- [DIRECTIONS FOR THIS TASK]
What is the count of lines in the records that include "content"? Reply with that number alone.

[Entries from a dataset of interfaces]
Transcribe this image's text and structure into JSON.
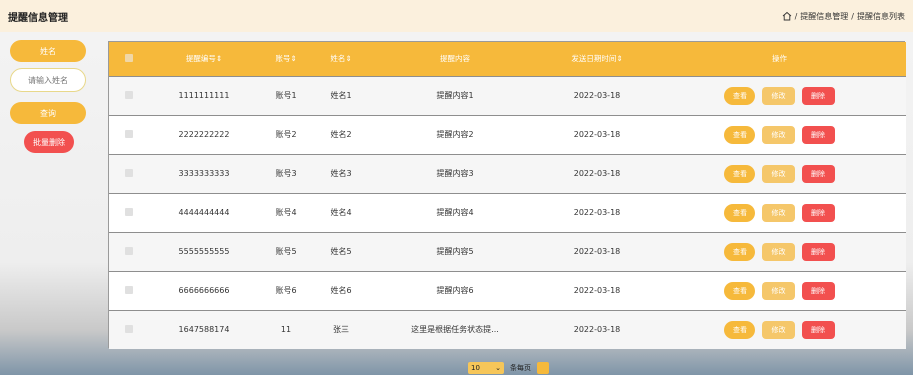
{
  "header": {
    "title": "提醒信息管理",
    "breadcrumb": [
      "提醒信息管理",
      "提醒信息列表"
    ]
  },
  "sidebar": {
    "name_label": "姓名",
    "name_placeholder": "请输入姓名",
    "query_label": "查询",
    "batch_delete_label": "批量删除"
  },
  "table": {
    "columns": [
      "提醒编号⇕",
      "账号⇕",
      "姓名⇕",
      "提醒内容",
      "发送日期时间⇕",
      "操作"
    ],
    "actions": {
      "view": "查看",
      "edit": "修改",
      "delete": "删除"
    },
    "rows": [
      {
        "id": "1111111111",
        "account": "账号1",
        "name": "姓名1",
        "content": "提醒内容1",
        "date": "2022-03-18"
      },
      {
        "id": "2222222222",
        "account": "账号2",
        "name": "姓名2",
        "content": "提醒内容2",
        "date": "2022-03-18"
      },
      {
        "id": "3333333333",
        "account": "账号3",
        "name": "姓名3",
        "content": "提醒内容3",
        "date": "2022-03-18"
      },
      {
        "id": "4444444444",
        "account": "账号4",
        "name": "姓名4",
        "content": "提醒内容4",
        "date": "2022-03-18"
      },
      {
        "id": "5555555555",
        "account": "账号5",
        "name": "姓名5",
        "content": "提醒内容5",
        "date": "2022-03-18"
      },
      {
        "id": "6666666666",
        "account": "账号6",
        "name": "姓名6",
        "content": "提醒内容6",
        "date": "2022-03-18"
      },
      {
        "id": "1647588174",
        "account": "11",
        "name": "张三",
        "content": "这里是根据任务状态提...",
        "date": "2022-03-18"
      }
    ]
  },
  "pager": {
    "page_size": "10",
    "per_page_label": "条每页"
  },
  "colors": {
    "accent": "#f6b93b",
    "danger": "#f2504f",
    "header_bg": "#fbf0dd"
  }
}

- [EXERCISE OUTPUT]
7